What the task asks:
Exclude the images, then return every line below exactly as written.

App and web page records:
=== Begin Enclosure ===
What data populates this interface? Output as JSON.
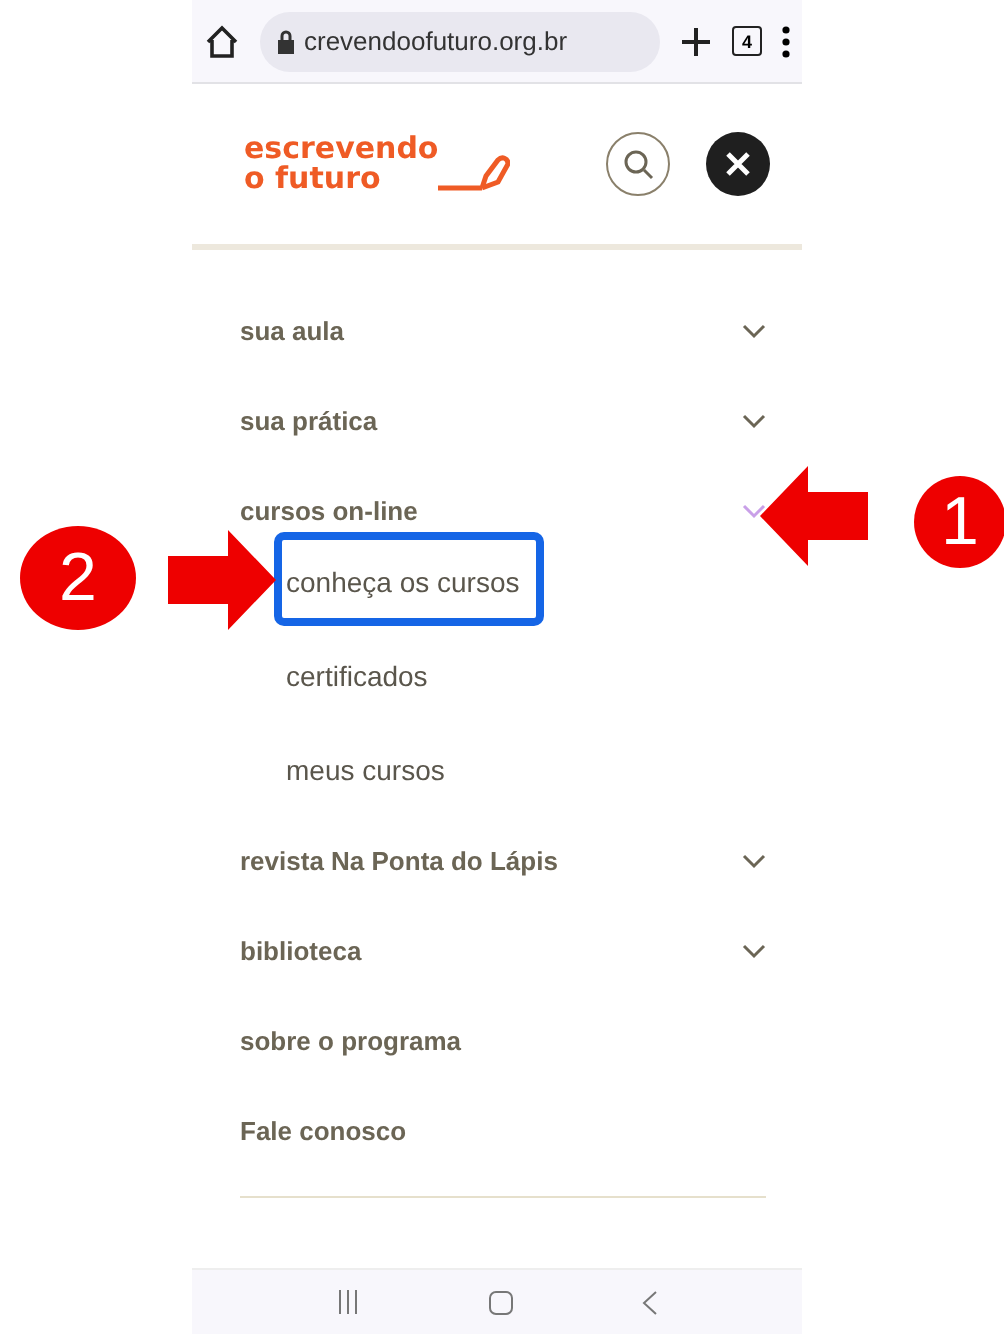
{
  "browser": {
    "url": "crevendoofuturo.org.br",
    "tab_count": "4"
  },
  "logo": {
    "line_1": "escrevendo",
    "line_2": "o futuro"
  },
  "menu": [
    {
      "label": "sua aula",
      "expanded": false
    },
    {
      "label": "sua prática",
      "expanded": false
    },
    {
      "label": "cursos on-line",
      "expanded": true,
      "children": [
        {
          "label": "conheça os cursos",
          "highlighted": true
        },
        {
          "label": "certificados",
          "highlighted": false
        },
        {
          "label": "meus cursos",
          "highlighted": false
        }
      ]
    },
    {
      "label": "revista Na Ponta do Lápis",
      "expanded": false
    },
    {
      "label": "biblioteca",
      "expanded": false
    },
    {
      "label": "sobre o programa"
    },
    {
      "label": "Fale conosco"
    }
  ],
  "callouts": [
    {
      "number": "1"
    },
    {
      "number": "2"
    }
  ]
}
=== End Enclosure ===
Response:
What data populates this interface? Output as JSON.
{
  "browser": {
    "url": "crevendoofuturo.org.br",
    "tab_count": "4"
  },
  "logo": {
    "line_1": "escrevendo",
    "line_2": "o futuro"
  },
  "menu": [
    {
      "label": "sua aula",
      "expanded": false
    },
    {
      "label": "sua prática",
      "expanded": false
    },
    {
      "label": "cursos on-line",
      "expanded": true,
      "children": [
        {
          "label": "conheça os cursos",
          "highlighted": true
        },
        {
          "label": "certificados",
          "highlighted": false
        },
        {
          "label": "meus cursos",
          "highlighted": false
        }
      ]
    },
    {
      "label": "revista Na Ponta do Lápis",
      "expanded": false
    },
    {
      "label": "biblioteca",
      "expanded": false
    },
    {
      "label": "sobre o programa"
    },
    {
      "label": "Fale conosco"
    }
  ],
  "callouts": [
    {
      "number": "1"
    },
    {
      "number": "2"
    }
  ]
}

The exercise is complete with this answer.